Instructions for the task: Each record should be copied exactly, and none of them omitted.
(Given records)
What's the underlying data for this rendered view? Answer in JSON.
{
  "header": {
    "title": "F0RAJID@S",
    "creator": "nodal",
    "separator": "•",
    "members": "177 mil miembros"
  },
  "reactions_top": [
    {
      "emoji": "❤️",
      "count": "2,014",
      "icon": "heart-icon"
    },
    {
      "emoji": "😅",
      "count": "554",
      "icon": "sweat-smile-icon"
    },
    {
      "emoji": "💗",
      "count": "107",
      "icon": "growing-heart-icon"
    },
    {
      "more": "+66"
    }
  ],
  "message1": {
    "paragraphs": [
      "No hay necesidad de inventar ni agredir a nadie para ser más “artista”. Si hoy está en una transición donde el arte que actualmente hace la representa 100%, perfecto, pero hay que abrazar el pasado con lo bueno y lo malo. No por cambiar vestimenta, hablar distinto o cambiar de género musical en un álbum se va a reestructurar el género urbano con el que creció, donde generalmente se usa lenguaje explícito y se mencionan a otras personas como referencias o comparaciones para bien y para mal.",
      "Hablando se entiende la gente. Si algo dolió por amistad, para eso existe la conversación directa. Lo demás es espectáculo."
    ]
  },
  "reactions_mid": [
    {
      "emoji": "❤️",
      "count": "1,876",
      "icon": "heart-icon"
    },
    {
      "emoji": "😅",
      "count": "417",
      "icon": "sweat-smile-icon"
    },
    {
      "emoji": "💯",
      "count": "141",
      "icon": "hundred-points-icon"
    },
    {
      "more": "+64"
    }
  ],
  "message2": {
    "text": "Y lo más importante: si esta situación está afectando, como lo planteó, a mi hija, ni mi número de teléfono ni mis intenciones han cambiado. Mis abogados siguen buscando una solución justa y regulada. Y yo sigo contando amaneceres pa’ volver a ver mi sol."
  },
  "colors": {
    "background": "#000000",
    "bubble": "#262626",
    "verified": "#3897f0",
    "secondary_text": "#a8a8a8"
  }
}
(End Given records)
Written answer:
What's the underlying data for this rendered view? Answer in JSON.
{
  "header": {
    "title": "F0RAJID@S",
    "creator": "nodal",
    "separator": "•",
    "members": "177 mil miembros"
  },
  "reactions_top": [
    {
      "emoji": "❤️",
      "count": "2,014",
      "icon": "heart-icon"
    },
    {
      "emoji": "😅",
      "count": "554",
      "icon": "sweat-smile-icon"
    },
    {
      "emoji": "💗",
      "count": "107",
      "icon": "growing-heart-icon"
    },
    {
      "more": "+66"
    }
  ],
  "message1": {
    "paragraphs": [
      "No hay necesidad de inventar ni agredir a nadie para ser más “artista”. Si hoy está en una transición donde el arte que actualmente hace la representa 100%, perfecto, pero hay que abrazar el pasado con lo bueno y lo malo. No por cambiar vestimenta, hablar distinto o cambiar de género musical en un álbum se va a reestructurar el género urbano con el que creció, donde generalmente se usa lenguaje explícito y se mencionan a otras personas como referencias o comparaciones para bien y para mal.",
      "Hablando se entiende la gente. Si algo dolió por amistad, para eso existe la conversación directa. Lo demás es espectáculo."
    ]
  },
  "reactions_mid": [
    {
      "emoji": "❤️",
      "count": "1,876",
      "icon": "heart-icon"
    },
    {
      "emoji": "😅",
      "count": "417",
      "icon": "sweat-smile-icon"
    },
    {
      "emoji": "💯",
      "count": "141",
      "icon": "hundred-points-icon"
    },
    {
      "more": "+64"
    }
  ],
  "message2": {
    "text": "Y lo más importante: si esta situación está afectando, como lo planteó, a mi hija, ni mi número de teléfono ni mis intenciones han cambiado. Mis abogados siguen buscando una solución justa y regulada. Y yo sigo contando amaneceres pa’ volver a ver mi sol."
  },
  "colors": {
    "background": "#000000",
    "bubble": "#262626",
    "verified": "#3897f0",
    "secondary_text": "#a8a8a8"
  }
}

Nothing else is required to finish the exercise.